ObjectiveTo investigate the inhibitory activity of ten culinary herbs and spices namely on glucose-mediated glycation (GMG) and fructose-mediated glycation (FMG) of bovine serum albumin.MethodsFluorescence was used as an index of albumin glycation using glucose and fructose as substrates in the presence of infusions and ethanolic extracts of ten culinary herbs and spices. Antioxidant activity of the extracts was evaluated using reducing power, metal ion chelating and superoxide radical scavenging assays. Phytochemicals profile was analysed using 13 standard methods.ResultsFMG was found to be significantly higher than GMG (95 and 84 AU, respectively; P < 0.05). Infusions and ethanolic extracts showed significant (P < 0.05) inhibitory activity on both GMG and FMG when compared to appropriate controls. No significant difference (P > 0.05) was found in the percentage glycation inhibitory activity of infusions compared to ethanolic extracts. The mean percentage inhibitory activity of the extracts for GMG (45.9%) and for FMG (45.1%) was not significantly different (P > 0.05). Qualitative phytochemical analysis showed the presence of alkaloids, flavonoids, tannins, terpenoids, anthraquinones, steroids, reducing sugars, proteins, phenols, saponins, phlobatannins, and cardiac glycosides.ConclusionsThe higher rate of fluorescence generation by fructation suggests that glycation by fructose deserves much attention as a glycating agent. Data herein showed that the extracts inhibited GMG and FMG. Thus, these edible plants could be a natural source of antioxidants and anti-glycation agent for preventing advanced glycation end-products-mediated complications.
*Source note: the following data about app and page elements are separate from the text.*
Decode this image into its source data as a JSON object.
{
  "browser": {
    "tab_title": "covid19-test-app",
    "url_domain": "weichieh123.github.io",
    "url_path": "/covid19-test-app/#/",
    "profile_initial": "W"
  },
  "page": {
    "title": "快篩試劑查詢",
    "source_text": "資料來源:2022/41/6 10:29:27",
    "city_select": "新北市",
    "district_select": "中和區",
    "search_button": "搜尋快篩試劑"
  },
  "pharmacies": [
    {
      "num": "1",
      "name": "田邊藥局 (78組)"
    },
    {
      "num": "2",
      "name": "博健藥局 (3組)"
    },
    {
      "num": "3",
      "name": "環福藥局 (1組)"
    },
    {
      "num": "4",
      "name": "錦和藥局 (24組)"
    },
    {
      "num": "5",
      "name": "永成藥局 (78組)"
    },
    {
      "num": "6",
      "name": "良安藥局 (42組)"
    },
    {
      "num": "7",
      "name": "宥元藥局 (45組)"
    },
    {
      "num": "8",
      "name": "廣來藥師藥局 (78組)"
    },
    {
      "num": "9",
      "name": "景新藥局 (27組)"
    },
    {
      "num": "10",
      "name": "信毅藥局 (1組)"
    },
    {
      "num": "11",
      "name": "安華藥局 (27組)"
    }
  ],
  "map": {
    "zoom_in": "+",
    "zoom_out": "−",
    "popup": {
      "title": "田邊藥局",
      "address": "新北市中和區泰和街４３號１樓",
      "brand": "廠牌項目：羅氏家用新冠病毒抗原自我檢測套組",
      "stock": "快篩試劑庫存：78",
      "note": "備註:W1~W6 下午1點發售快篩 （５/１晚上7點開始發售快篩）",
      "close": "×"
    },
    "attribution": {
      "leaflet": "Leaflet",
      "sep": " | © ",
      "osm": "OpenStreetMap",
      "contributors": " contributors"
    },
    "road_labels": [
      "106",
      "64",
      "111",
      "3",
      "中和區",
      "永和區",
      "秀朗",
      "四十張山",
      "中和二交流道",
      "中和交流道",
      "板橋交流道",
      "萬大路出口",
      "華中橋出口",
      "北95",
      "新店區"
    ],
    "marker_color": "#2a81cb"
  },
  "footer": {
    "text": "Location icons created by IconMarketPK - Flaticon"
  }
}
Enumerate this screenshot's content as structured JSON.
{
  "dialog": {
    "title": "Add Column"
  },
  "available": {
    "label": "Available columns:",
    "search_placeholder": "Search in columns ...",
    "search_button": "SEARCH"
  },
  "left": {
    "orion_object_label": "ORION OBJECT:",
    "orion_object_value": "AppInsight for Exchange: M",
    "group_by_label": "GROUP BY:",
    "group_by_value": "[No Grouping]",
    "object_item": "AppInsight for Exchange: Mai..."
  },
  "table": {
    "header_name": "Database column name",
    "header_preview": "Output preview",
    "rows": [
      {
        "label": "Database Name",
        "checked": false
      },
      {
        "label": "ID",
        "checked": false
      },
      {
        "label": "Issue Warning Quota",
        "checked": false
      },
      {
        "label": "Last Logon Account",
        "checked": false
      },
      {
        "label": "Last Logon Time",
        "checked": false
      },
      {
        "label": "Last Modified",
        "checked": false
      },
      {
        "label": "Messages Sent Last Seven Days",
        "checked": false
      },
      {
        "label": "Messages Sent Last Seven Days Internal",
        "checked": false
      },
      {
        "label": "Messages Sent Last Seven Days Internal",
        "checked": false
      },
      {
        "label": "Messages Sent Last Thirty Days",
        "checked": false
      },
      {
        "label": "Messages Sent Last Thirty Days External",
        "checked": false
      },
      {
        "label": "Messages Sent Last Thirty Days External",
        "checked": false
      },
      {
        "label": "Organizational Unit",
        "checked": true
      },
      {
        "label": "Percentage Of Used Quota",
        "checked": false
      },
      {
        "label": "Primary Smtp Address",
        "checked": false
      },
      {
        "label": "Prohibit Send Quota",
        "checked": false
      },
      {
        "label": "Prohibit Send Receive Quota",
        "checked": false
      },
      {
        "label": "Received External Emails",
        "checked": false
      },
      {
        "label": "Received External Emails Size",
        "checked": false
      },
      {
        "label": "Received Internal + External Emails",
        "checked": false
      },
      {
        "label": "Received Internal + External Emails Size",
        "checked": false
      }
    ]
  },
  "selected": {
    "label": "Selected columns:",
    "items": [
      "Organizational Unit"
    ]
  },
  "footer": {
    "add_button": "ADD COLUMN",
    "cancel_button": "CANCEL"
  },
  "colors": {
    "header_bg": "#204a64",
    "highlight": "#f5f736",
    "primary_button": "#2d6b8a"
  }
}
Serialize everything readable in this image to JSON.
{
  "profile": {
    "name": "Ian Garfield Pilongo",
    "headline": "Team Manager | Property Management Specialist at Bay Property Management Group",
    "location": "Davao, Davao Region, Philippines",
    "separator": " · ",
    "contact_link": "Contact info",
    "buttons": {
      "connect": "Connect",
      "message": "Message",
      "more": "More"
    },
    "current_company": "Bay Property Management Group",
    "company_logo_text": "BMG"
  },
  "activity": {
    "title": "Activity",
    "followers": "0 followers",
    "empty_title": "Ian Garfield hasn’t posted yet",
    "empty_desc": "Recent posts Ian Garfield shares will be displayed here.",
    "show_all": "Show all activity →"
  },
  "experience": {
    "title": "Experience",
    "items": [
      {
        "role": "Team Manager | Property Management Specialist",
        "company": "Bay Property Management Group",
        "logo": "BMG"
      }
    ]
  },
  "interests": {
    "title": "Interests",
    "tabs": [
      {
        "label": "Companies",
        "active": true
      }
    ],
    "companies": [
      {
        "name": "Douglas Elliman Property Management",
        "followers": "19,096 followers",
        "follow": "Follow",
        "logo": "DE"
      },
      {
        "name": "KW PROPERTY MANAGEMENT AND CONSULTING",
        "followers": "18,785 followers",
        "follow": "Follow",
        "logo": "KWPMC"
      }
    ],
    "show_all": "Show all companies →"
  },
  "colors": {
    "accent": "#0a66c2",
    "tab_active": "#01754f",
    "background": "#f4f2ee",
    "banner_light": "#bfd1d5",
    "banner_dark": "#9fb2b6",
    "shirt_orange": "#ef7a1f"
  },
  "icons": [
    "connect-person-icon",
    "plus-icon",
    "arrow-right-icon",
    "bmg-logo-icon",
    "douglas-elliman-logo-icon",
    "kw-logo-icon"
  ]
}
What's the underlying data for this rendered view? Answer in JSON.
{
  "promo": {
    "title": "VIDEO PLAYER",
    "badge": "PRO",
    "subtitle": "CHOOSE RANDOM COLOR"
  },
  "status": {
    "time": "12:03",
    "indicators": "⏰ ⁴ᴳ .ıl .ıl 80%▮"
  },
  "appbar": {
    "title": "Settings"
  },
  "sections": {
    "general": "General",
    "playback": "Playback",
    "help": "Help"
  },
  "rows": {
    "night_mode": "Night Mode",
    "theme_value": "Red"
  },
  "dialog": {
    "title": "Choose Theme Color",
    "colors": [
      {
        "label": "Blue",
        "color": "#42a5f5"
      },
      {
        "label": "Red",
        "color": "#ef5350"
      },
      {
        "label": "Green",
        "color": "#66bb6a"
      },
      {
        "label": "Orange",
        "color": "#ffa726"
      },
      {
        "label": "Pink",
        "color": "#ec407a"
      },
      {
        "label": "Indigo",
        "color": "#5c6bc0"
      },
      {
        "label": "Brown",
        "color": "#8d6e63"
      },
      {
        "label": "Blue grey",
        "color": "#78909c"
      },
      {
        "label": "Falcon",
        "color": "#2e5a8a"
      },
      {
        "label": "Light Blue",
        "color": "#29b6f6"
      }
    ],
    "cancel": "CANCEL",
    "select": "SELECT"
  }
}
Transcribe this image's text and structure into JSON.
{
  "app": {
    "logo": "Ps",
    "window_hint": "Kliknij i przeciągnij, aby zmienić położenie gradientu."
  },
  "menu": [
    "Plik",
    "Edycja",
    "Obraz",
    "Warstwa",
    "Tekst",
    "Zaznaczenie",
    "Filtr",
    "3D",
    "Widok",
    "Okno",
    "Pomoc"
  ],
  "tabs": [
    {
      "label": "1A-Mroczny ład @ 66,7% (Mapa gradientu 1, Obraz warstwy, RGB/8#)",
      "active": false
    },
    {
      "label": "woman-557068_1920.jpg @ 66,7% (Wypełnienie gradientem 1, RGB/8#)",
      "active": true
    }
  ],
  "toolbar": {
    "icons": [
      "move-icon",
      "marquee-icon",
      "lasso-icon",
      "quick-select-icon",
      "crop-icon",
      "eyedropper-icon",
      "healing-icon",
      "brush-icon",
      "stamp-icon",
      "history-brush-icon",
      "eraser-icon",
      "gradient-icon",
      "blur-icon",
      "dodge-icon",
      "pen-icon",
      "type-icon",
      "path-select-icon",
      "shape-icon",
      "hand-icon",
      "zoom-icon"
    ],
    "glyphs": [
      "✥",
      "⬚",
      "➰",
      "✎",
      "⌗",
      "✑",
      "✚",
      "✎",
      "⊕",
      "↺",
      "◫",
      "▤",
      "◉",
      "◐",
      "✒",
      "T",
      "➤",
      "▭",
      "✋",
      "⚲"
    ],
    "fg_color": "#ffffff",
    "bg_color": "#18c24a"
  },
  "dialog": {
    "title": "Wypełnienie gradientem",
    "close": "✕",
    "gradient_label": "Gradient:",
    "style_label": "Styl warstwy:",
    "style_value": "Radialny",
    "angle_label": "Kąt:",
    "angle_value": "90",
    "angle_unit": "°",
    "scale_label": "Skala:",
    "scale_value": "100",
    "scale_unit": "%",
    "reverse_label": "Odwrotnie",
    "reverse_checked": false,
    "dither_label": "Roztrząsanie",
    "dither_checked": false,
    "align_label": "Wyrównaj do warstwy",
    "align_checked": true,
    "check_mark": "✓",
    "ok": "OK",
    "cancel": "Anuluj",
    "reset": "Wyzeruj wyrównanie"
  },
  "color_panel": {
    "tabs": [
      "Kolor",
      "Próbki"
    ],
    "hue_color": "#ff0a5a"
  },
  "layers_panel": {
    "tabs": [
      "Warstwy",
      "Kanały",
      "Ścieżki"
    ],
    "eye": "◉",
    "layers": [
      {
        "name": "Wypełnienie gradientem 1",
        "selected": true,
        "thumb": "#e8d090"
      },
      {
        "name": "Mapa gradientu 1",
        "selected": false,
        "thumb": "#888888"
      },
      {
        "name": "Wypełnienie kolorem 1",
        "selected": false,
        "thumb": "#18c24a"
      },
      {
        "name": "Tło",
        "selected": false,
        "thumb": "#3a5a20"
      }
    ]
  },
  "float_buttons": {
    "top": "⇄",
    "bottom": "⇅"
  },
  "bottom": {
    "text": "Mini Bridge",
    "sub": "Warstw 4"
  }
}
Journal: Asian Pacific Journal of Tropical Biomedicine - Volume 6, Issue 6, June 2016, Pages 492–500